LOUIS FABRITIUS DUBOURG (Amsterdam 1693 – 1775 Amsterdam)

Louis Fabritius Dubourg

Louis Fabritius Dubourg (Amsterdam 1693 – 1775 Amsterdam)

The Offering of Cain and Abel

Pen and grey ink, grey and brown wash, over traces of red chalk, framing lines in brown ink and green-grey wash, watermark Pro Patria, image size 240 x 175 mm (9.4 x 6.9 inch), sheet size 258 x 193 mm (10.2 x 7.6 inch)

Monogrammed ‘LFDB’ and dated ‘1757’ (lower left)

Private collection, The Netherlands


Amsterdam-born Louis Fabritius Dubourg had been destined to follow in his father’s merchant footsteps, but showed a remarkable artistic talent at early age.
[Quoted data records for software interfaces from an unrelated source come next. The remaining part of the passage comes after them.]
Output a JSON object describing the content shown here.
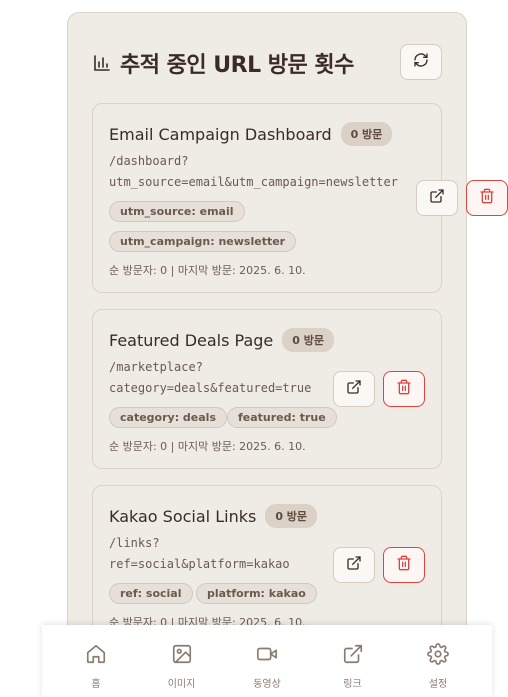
{
  "header": {
    "title": "추적 중인 URL 방문 횟수",
    "title_icon": "bar-chart-icon",
    "refresh_icon": "refresh-icon"
  },
  "cards": [
    {
      "title": "Email Campaign Dashboard",
      "visits": "0 방문",
      "url_line1": "/dashboard?",
      "url_line2": "utm_source=email&utm_campaign=newsletter",
      "tags": [
        "utm_source: email",
        "utm_campaign: newsletter"
      ],
      "stats": "순 방문자: 0 | 마지막 방문: 2025. 6. 10."
    },
    {
      "title": "Featured Deals Page",
      "visits": "0 방문",
      "url_line1": "/marketplace?",
      "url_line2": "category=deals&featured=true",
      "tags": [
        "category: deals",
        "featured: true"
      ],
      "stats": "순 방문자: 0 | 마지막 방문: 2025. 6. 10."
    },
    {
      "title": "Kakao Social Links",
      "visits": "0 방문",
      "url_line1": "/links?",
      "url_line2": "ref=social&platform=kakao",
      "tags": [
        "ref: social",
        "platform: kakao"
      ],
      "stats": "순 방문자: 0 | 마지막 방문: 2025. 6. 10."
    }
  ],
  "nav": [
    {
      "label": "홈",
      "icon": "home-icon"
    },
    {
      "label": "이미지",
      "icon": "image-icon"
    },
    {
      "label": "동영상",
      "icon": "video-icon"
    },
    {
      "label": "링크",
      "icon": "external-link-icon"
    },
    {
      "label": "설정",
      "icon": "gear-icon"
    }
  ],
  "colors": {
    "panel_bg": "#efebe5",
    "text": "#3a2c24",
    "danger": "#d8463f",
    "nav_icon": "#8a7a70"
  }
}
He studied with Gerard de Lairesse and Jacob van Huysum, but was only able to explore his talents to the full when he took up the office of Churchwarden of the Amstel Church in 1718. His friendship with Bernard Picart was also of seminal importance for his artistic development. The prominent Dutch collector Cornelis Ploos van Amstel (1726-1798) considered Dubourg among the foremost artists of his time, ranking him alongside Isaac de Moucheron, Jacob de Wit and Cornelis Troost.1

Dubourg specialised in the most noble genre of history painting, taking episodes from the Scriptures and ancient mythology as his subjects. He studied the human physique in many red chalk academy nudes, some of which are preserved in the Rijksmuseum, Amsterdam. This practice is clearly reflected in the present drawing, the subject of which allowed Dubourg to display his skill in depicting the male anatomy.

The subject of the offering of Cain and Abel is rarely depicted in the history of art. As told in Genesis 4:1-7, Cain offered a selection of the fruit of the ground to God, while Abel offered the firstborn of his flock of sheep. The Lord had regard for Abel’s offering, but rejected Cain’s. Dubourg has depicted the bewildered Cain contemplating his brother Abel, whose sacrifice is burning vigorously. Ultimately Cain’s inappropriate attitude in worshipping the Lord resulted in the death of his brother Abel. This work can for instance be compared to Dubourg’s drawing of Mercury and Argus in the Rijksmuseum, Amsterdam (fig.).2

Although Dubourg produced this drawing in the middle of the eighteenth century during the height of the Rococo period, the sheet appears almost Neoclassical in outlook, foreshadowing the work of the great Jacques-Louis David (1748-1825). Dubourg himself applied the framing lines in pen and brown ink and greenish wash, which together with the monogram and date indicates that the drawing was intended for sale to a collector from the outset. The drawing of Mercury and Argus in the Rijksmuseum has identical framing lines.

1. M. van Berge-Gerbaud (a.o.), Hartstochtelijk verzameld. Beroemde tekeningen in 18de-eeuwse Hollandse collecties, Paris/Bussum 2001, p. 221.
2. Pen and brown ink, grey-brown wash, red chalk, heigthened in white, 273 x 196 mm, inv. no. RP-T-1938-144.